However, parents should understand that COVID-19 activity is rising throughout the US, and holiday activities can carry significant risk for COVID-19 transmission. “It has been shown that holidays are typically associated with spikes in COVID activity in the community. Recent guidance from the CDC is very helpful for parents to better understand risk-mitigation strategies,” says Dr. Kociolek.
Dr. Kociolek stresses that while some traditional celebrations such as trick-or-treating on Halloween or gathering with a large group for a Thanksgiving meal pose higher risks for spreading or contracting COVID-19, there are alternative lower-risk activities that can be considered that still permit celebrating these holidays.
Recently, the Centers for Disease Control and Prevention (CDC) issued COVID-19 Holiday Guidelines. Holiday celebration activities are broken down into low, moderate and high risk.
Even though some traditional celebrations might be considered high risk or may not fit into your family’s level of comfort, Dr. Kociolek advises to approach the holidays with an open mind and perhaps even start new traditions.
Count on being flexible if more last-minute changes happen. “COVID-19 has forced us to approach every decision in our lives with a significant amount of flexibility,” he said. “Whether it’s going to school, participating in sports or planning vacations, changes in COVID-19 activity or personal exposure to those who are infected may result in having to promptly change plans at the last minute.”

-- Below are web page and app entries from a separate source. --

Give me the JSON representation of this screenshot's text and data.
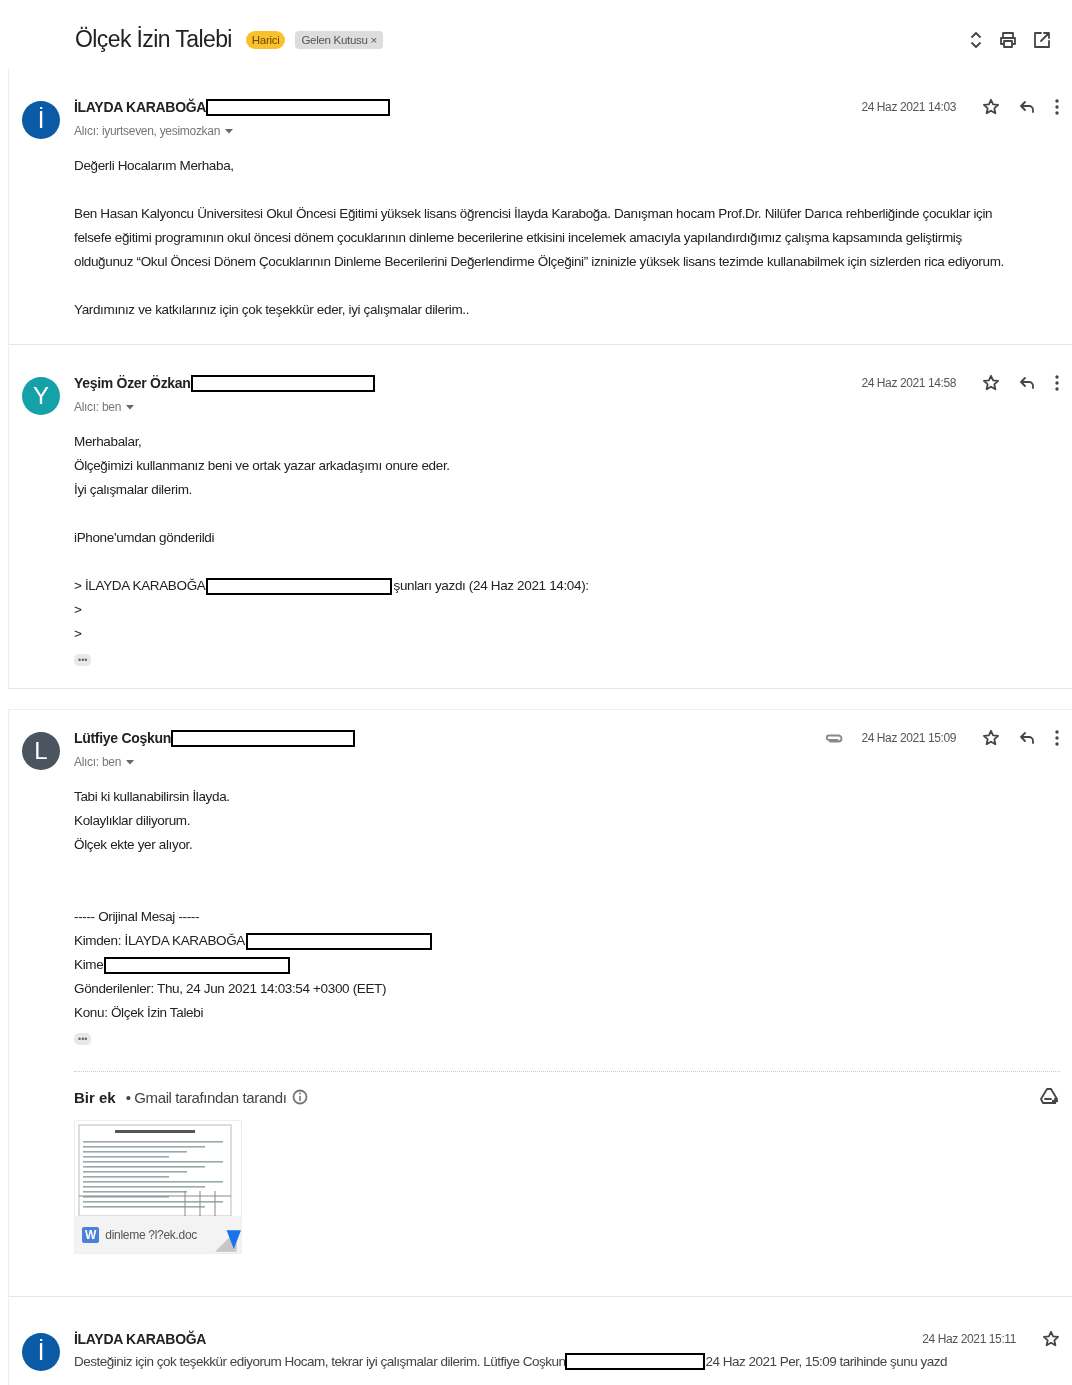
{
  "thread": {
    "subject": "Ölçek İzin Talebi",
    "labels": [
      {
        "text": "Harici",
        "kind": "external",
        "removable": false
      },
      {
        "text": "Gelen Kutusu",
        "kind": "inbox",
        "removable": true,
        "remove_mark": "×"
      }
    ]
  },
  "panels": [
    {
      "messages": [
        {
          "kind": "expanded",
          "avatar": "İ",
          "color": "#0b5aa5",
          "sender": "İLAYDA KARABOĞA",
          "redacted": true,
          "recipient": "Alıcı: iyurtseven, yesimozkan",
          "date": "24 Haz 2021 14:03",
          "attachment": false,
          "starred": false,
          "body": [
            {
              "kind": "text",
              "text": "Değerli Hocalarım Merhaba,"
            },
            {
              "kind": "blank"
            },
            {
              "kind": "text",
              "text": "Ben Hasan Kalyoncu Üniversitesi Okul Öncesi Eğitimi yüksek lisans öğrencisi İlayda Karaboğa. Danışman hocam Prof.Dr. Nilüfer Darıca rehberliğinde çocuklar için felsefe eğitimi programının okul öncesi dönem çocuklarının dinleme becerilerine etkisini incelemek amacıyla yapılandırdığımız çalışma kapsamında geliştirmiş olduğunuz  “Okul Öncesi Dönem Çocuklarının Dinleme Becerilerini Değerlendirme Ölçeğini” izninizle yüksek lisans tezimde kullanabilmek için sizlerden rica ediyorum."
            },
            {
              "kind": "blank"
            },
            {
              "kind": "text",
              "text": "Yardımınız ve katkılarınız için çok teşekkür eder, iyi çalışmalar dilerim.."
            }
          ]
        },
        {
          "kind": "expanded",
          "avatar": "Y",
          "color": "#14a2a8",
          "sender": "Yeşim Özer Özkan",
          "redacted": true,
          "recipient": "Alıcı: ben",
          "date": "24 Haz 2021 14:58",
          "attachment": false,
          "starred": false,
          "body": [
            {
              "kind": "text",
              "text": "Merhabalar,"
            },
            {
              "kind": "text",
              "text": "Ölçeğimizi kullanmanız beni ve ortak yazar arkadaşımı onure eder."
            },
            {
              "kind": "text",
              "text": "İyi çalışmalar dilerim."
            },
            {
              "kind": "blank"
            },
            {
              "kind": "text",
              "text": "iPhone'umdan gönderildi"
            },
            {
              "kind": "blank"
            },
            {
              "kind": "redacted",
              "before": "> İLAYDA KARABOĞA",
              "after": "şunları yazdı (24 Haz 2021 14:04):"
            },
            {
              "kind": "text",
              "text": ">"
            },
            {
              "kind": "text",
              "text": ">"
            },
            {
              "kind": "more",
              "text": "•••"
            }
          ]
        }
      ]
    },
    {
      "messages": [
        {
          "kind": "expanded",
          "avatar": "L",
          "color": "#4a5560",
          "sender": "Lütfiye Coşkun",
          "redacted": true,
          "recipient": "Alıcı: ben",
          "date": "24 Haz 2021 15:09",
          "attachment": true,
          "starred": false,
          "body": [
            {
              "kind": "text",
              "text": "Tabi ki kullanabilirsin İlayda."
            },
            {
              "kind": "text",
              "text": "Kolaylıklar diliyorum."
            },
            {
              "kind": "text",
              "text": "Ölçek ekte yer alıyor."
            },
            {
              "kind": "blank"
            },
            {
              "kind": "blank"
            },
            {
              "kind": "text",
              "text": "----- Orijinal Mesaj -----"
            },
            {
              "kind": "redacted",
              "before": "Kimden: İLAYDA KARABOĞA"
            },
            {
              "kind": "redacted",
              "before": "Kime"
            },
            {
              "kind": "text",
              "text": "Gönderilenler: Thu, 24 Jun 2021 14:03:54 +0300 (EET)"
            },
            {
              "kind": "text",
              "text": "Konu: Ölçek İzin Talebi"
            },
            {
              "kind": "more",
              "text": "•••"
            }
          ],
          "attachments_section": {
            "title": "Bir ek",
            "scan_note": "• Gmail tarafından tarandı",
            "files": [
              {
                "type_badge": "W",
                "name": "dinleme ?l?ek.doc"
              }
            ]
          }
        },
        {
          "kind": "collapsed",
          "avatar": "İ",
          "color": "#0b5aa5",
          "sender": "İLAYDA KARABOĞA",
          "date": "24 Haz 2021 15:11",
          "starred": false,
          "snippet_before": "Desteğiniz için çok teşekkür ediyorum Hocam, tekrar iyi çalışmalar dilerim. Lütfiye Coşkun",
          "snippet_after": "24 Haz 2021 Per, 15:09 tarihinde şunu yazd"
        }
      ]
    }
  ]
}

Think about new alternative ways to celebrate the holidays in fun and meaningful ways. For example, if trick-or-treating is off the table for this year, go on a Halloween scavenger hunt around your neighborhood. Have your child look for spooky Halloween decorations, a jack-o-latern and more. Each item they find could earn them a piece of candy you bring along with you.
The CDC has issued guidelines that individuals and families not travel for Thanksgiving. As cases of COVID-19 continue to surge, the CDC's guidelines urge families to postpone travel and stay home. These actions are the best way to protect yourself and others from COVID-19 and the safest way to celebrate the holiday.

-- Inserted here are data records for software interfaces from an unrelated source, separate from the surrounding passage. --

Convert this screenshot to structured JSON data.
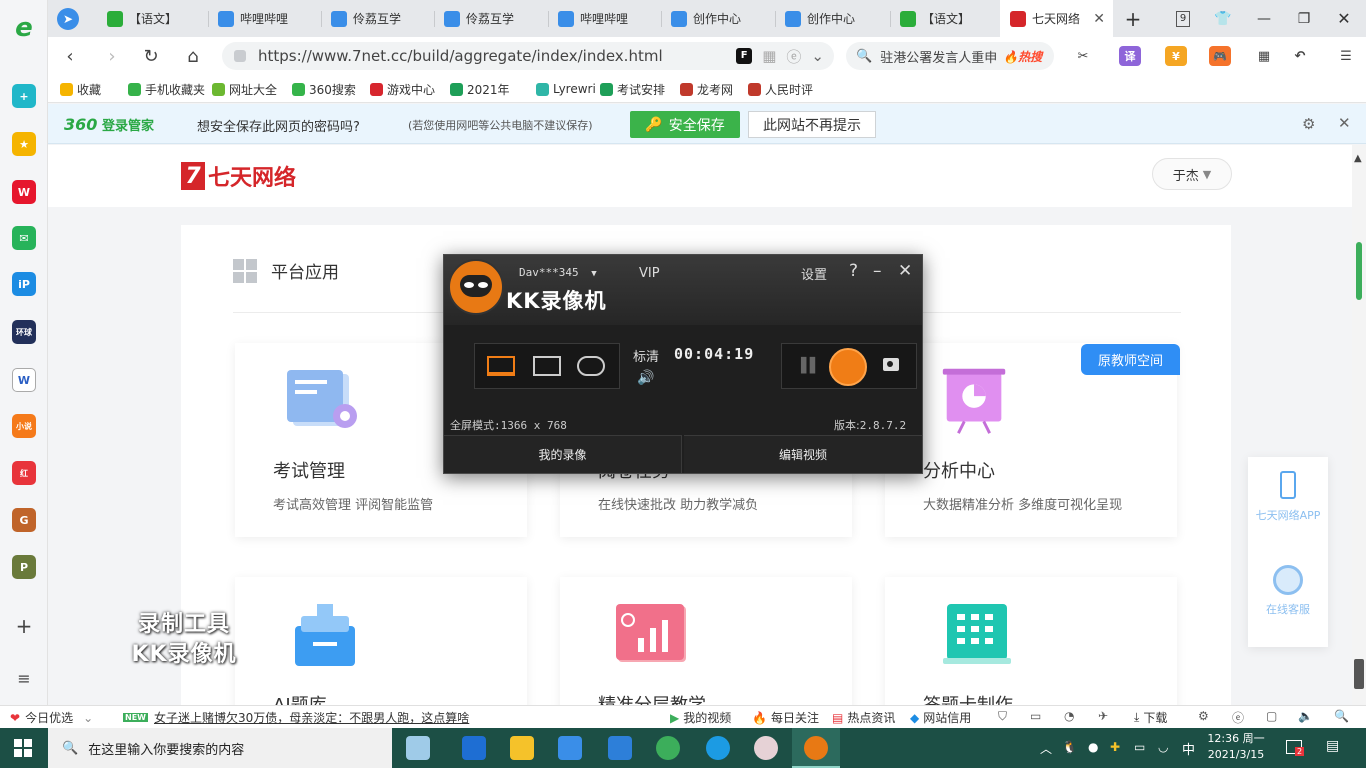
{
  "browser": {
    "tabs": [
      {
        "label": "【语文】",
        "icon": "wechat-icon",
        "color": "#2bad3a"
      },
      {
        "label": "哔哩哔哩",
        "icon": "bilibili-icon",
        "color": "#3a8ee8"
      },
      {
        "label": "伶荔互学",
        "icon": "bilibili-icon",
        "color": "#3a8ee8"
      },
      {
        "label": "伶荔互学",
        "icon": "bilibili-icon",
        "color": "#3a8ee8"
      },
      {
        "label": "哔哩哔哩",
        "icon": "bilibili-icon",
        "color": "#3a8ee8"
      },
      {
        "label": "创作中心",
        "icon": "bilibili-icon",
        "color": "#3a8ee8"
      },
      {
        "label": "创作中心",
        "icon": "bilibili-icon",
        "color": "#3a8ee8"
      },
      {
        "label": "【语文】",
        "icon": "wechat-icon",
        "color": "#2bad3a"
      },
      {
        "label": "七天网络",
        "icon": "seven-logo-icon",
        "color": "#d5262a",
        "active": true
      }
    ],
    "tab_count": "9",
    "url": "https://www.7net.cc/build/aggregate/index/index.html",
    "search_text": "驻港公署发言人重申",
    "search_hot": "热搜",
    "translate_label": "译"
  },
  "bookmarks": [
    {
      "label": "收藏",
      "color": "#f5b400"
    },
    {
      "label": "手机收藏夹",
      "color": "#36b24a"
    },
    {
      "label": "网址大全",
      "color": "#6cb831"
    },
    {
      "label": "360搜索",
      "color": "#35b44a"
    },
    {
      "label": "游戏中心",
      "color": "#d7262e"
    },
    {
      "label": "2021年",
      "color": "#1e9f58"
    },
    {
      "label": "Lyrewri",
      "color": "#2fb6a7"
    },
    {
      "label": "考试安排",
      "color": "#1e9f58"
    },
    {
      "label": "龙考网",
      "color": "#c0392b"
    },
    {
      "label": "人民时评",
      "color": "#c0392b"
    }
  ],
  "password_bar": {
    "brand": "360",
    "brand_suffix": "登录管家",
    "question": "想安全保存此网页的密码吗?",
    "note": "(若您使用网吧等公共电脑不建议保存)",
    "save_label": "安全保存",
    "never_label": "此网站不再提示"
  },
  "site": {
    "logo_mark": "7",
    "logo_text": "七天网络",
    "user_name": "于杰",
    "section_title": "平台应用",
    "teacher_badge": "原教师空间",
    "cards": [
      {
        "title": "考试管理",
        "desc": "考试高效管理 评阅智能监管"
      },
      {
        "title": "阅卷任务",
        "desc": "在线快速批改 助力教学减负"
      },
      {
        "title": "分析中心",
        "desc": "大数据精准分析 多维度可视化呈现"
      },
      {
        "title": "AI题库",
        "desc": ""
      },
      {
        "title": "精准分层教学",
        "desc": ""
      },
      {
        "title": "答题卡制作",
        "desc": ""
      }
    ],
    "side_app": "七天网络APP",
    "side_service": "在线客服"
  },
  "recorder": {
    "title": "KK录像机",
    "user": "Dav***345",
    "vip": "VIP",
    "settings": "设置",
    "help": "?",
    "quality": "标清",
    "elapsed": "00:04:19",
    "fullscreen_label": "全屏模式:",
    "fullscreen_res": "1366 x 768",
    "version_label": "版本:",
    "version": "2.8.7.2",
    "my_videos": "我的录像",
    "edit_video": "编辑视频",
    "accent": "#f07d16"
  },
  "watermark": {
    "line1": "录制工具",
    "line2": "KK录像机"
  },
  "statusbar": {
    "daily": "今日优选",
    "news_badge": "NEW",
    "headline": "女子迷上赌博欠30万债，母亲淡定：不跟男人跑，这点算啥",
    "my_video": "我的视频",
    "daily_focus": "每日关注",
    "hot_news": "热点资讯",
    "site_trust": "网站信用",
    "download": "下载"
  },
  "taskbar": {
    "search_placeholder": "在这里输入你要搜索的内容",
    "ime": "中",
    "time": "12:36 周一",
    "date": "2021/3/15",
    "notif_count": "2"
  }
}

Think of different ways to be "together" and consider hosting a virtual Thanksgiving meal. Share personal recipes with a group of friends and family and enjoy the meal to give thanks virtually. Take part in traditional Thanskgiving activities such as watching the parade, go on your own Turkey Trot run, and make a gratitude board that shares what you and your family are thankful for.

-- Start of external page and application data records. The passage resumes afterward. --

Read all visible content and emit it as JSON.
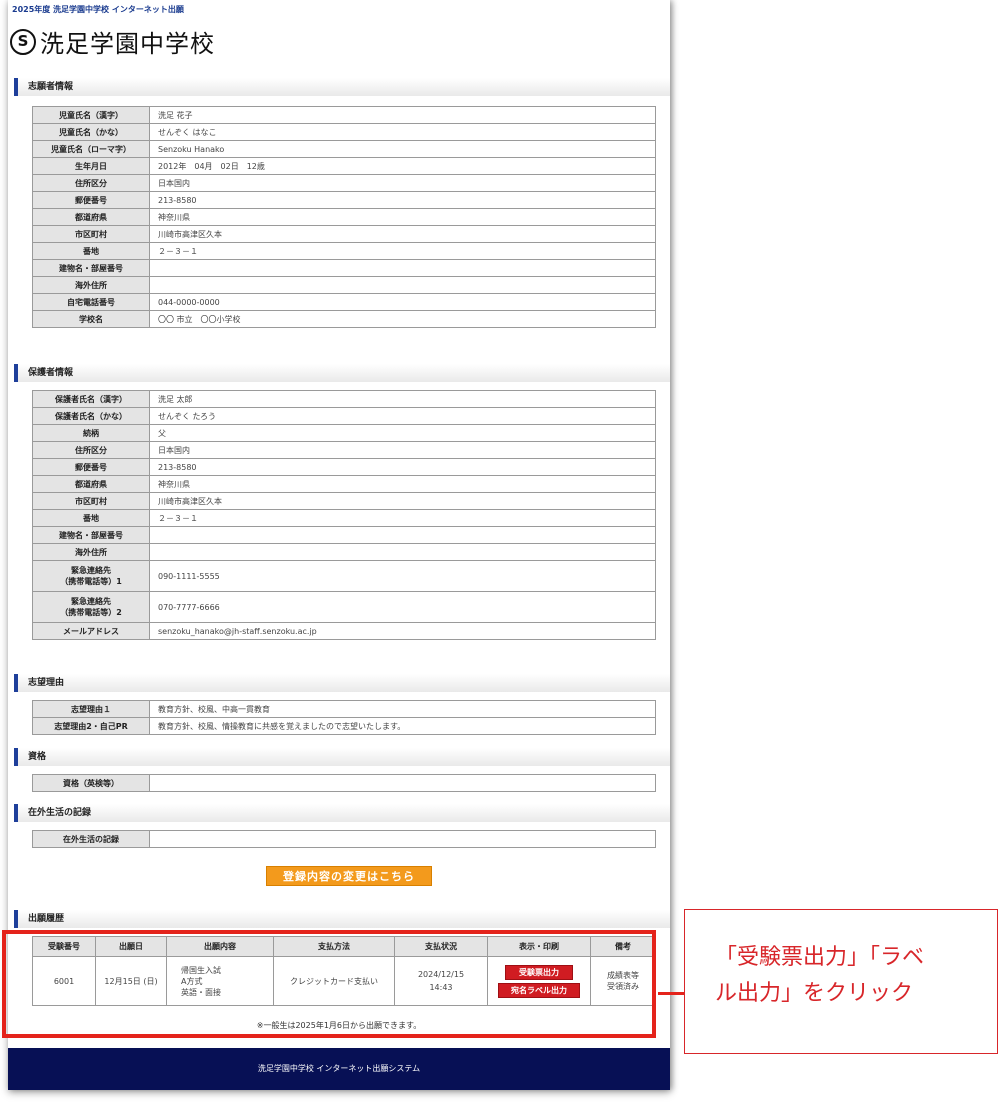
{
  "header": {
    "top_text": "2025年度 洗足学園中学校 インターネット出願",
    "logo_glyph": "S",
    "school_name": "洗足学園中学校"
  },
  "applicant": {
    "title": "志願者情報",
    "rows": [
      {
        "label": "児童氏名（漢字）",
        "value": "洗足 花子"
      },
      {
        "label": "児童氏名（かな）",
        "value": "せんぞく はなこ"
      },
      {
        "label": "児童氏名（ローマ字）",
        "value": "Senzoku Hanako"
      },
      {
        "label": "生年月日",
        "value": "2012年　04月　02日　12歳"
      },
      {
        "label": "住所区分",
        "value": "日本国内"
      },
      {
        "label": "郵便番号",
        "value": "213-8580"
      },
      {
        "label": "都道府県",
        "value": "神奈川県"
      },
      {
        "label": "市区町村",
        "value": "川崎市高津区久本"
      },
      {
        "label": "番地",
        "value": "２－３－１"
      },
      {
        "label": "建物名・部屋番号",
        "value": ""
      },
      {
        "label": "海外住所",
        "value": ""
      },
      {
        "label": "自宅電話番号",
        "value": "044-0000-0000"
      },
      {
        "label": "学校名",
        "value": "〇〇 市立　〇〇小学校"
      }
    ]
  },
  "guardian": {
    "title": "保護者情報",
    "rows": [
      {
        "label": "保護者氏名（漢字）",
        "value": "洗足 太郎"
      },
      {
        "label": "保護者氏名（かな）",
        "value": "せんぞく たろう"
      },
      {
        "label": "続柄",
        "value": "父"
      },
      {
        "label": "住所区分",
        "value": "日本国内"
      },
      {
        "label": "郵便番号",
        "value": "213-8580"
      },
      {
        "label": "都道府県",
        "value": "神奈川県"
      },
      {
        "label": "市区町村",
        "value": "川崎市高津区久本"
      },
      {
        "label": "番地",
        "value": "２－３－１"
      },
      {
        "label": "建物名・部屋番号",
        "value": ""
      },
      {
        "label": "海外住所",
        "value": ""
      },
      {
        "label": "緊急連絡先\n（携帯電話等）1",
        "value": "090-1111-5555"
      },
      {
        "label": "緊急連絡先\n（携帯電話等）2",
        "value": "070-7777-6666"
      },
      {
        "label": "メールアドレス",
        "value": "senzoku_hanako@jh-staff.senzoku.ac.jp"
      }
    ]
  },
  "motive": {
    "title": "志望理由",
    "rows": [
      {
        "label": "志望理由１",
        "value": "教育方針、校風、中高一貫教育"
      },
      {
        "label": "志望理由2・自己PR",
        "value": "教育方針、校風、情操教育に共感を覚えましたので志望いたします。"
      }
    ]
  },
  "qualification": {
    "title": "資格",
    "rows": [
      {
        "label": "資格（英検等）",
        "value": ""
      }
    ]
  },
  "overseas": {
    "title": "在外生活の記録",
    "rows": [
      {
        "label": "在外生活の記録",
        "value": ""
      }
    ]
  },
  "edit_button": "登録内容の変更はこちら",
  "history": {
    "title": "出願履歴",
    "headers": [
      "受験番号",
      "出願日",
      "出願内容",
      "支払方法",
      "支払状況",
      "表示・印刷",
      "備考"
    ],
    "row": {
      "number": "6001",
      "date": "12月15日 (日)",
      "content_1": "帰国生入試",
      "content_2": "A方式",
      "content_3": "英語・面接",
      "payment_method": "クレジットカード支払い",
      "payment_date": "2024/12/15",
      "payment_time": "14:43",
      "btn_ticket": "受験票出力",
      "btn_label": "宛名ラベル出力",
      "remark_1": "成績表等",
      "remark_2": "受領済み"
    },
    "note": "※一般生は2025年1月6日から出願できます。"
  },
  "footer": "洗足学園中学校 インターネット出願システム",
  "callout": {
    "line1": "「受験票出力」「ラベ",
    "line2": "ル出力」をクリック"
  },
  "colors": {
    "accent_blue": "#1e3f9a",
    "edit_orange": "#f39a1c",
    "button_red": "#d01c22",
    "highlight_red": "#e4231b",
    "footer_navy": "#071055"
  }
}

Whatever way you, your family and friends decide to celebrate the holidays, make sure to practice the preventive measures that have shown to help reduce the spread of COVID-19: wear a mask, practice hand-hygiene and social distance.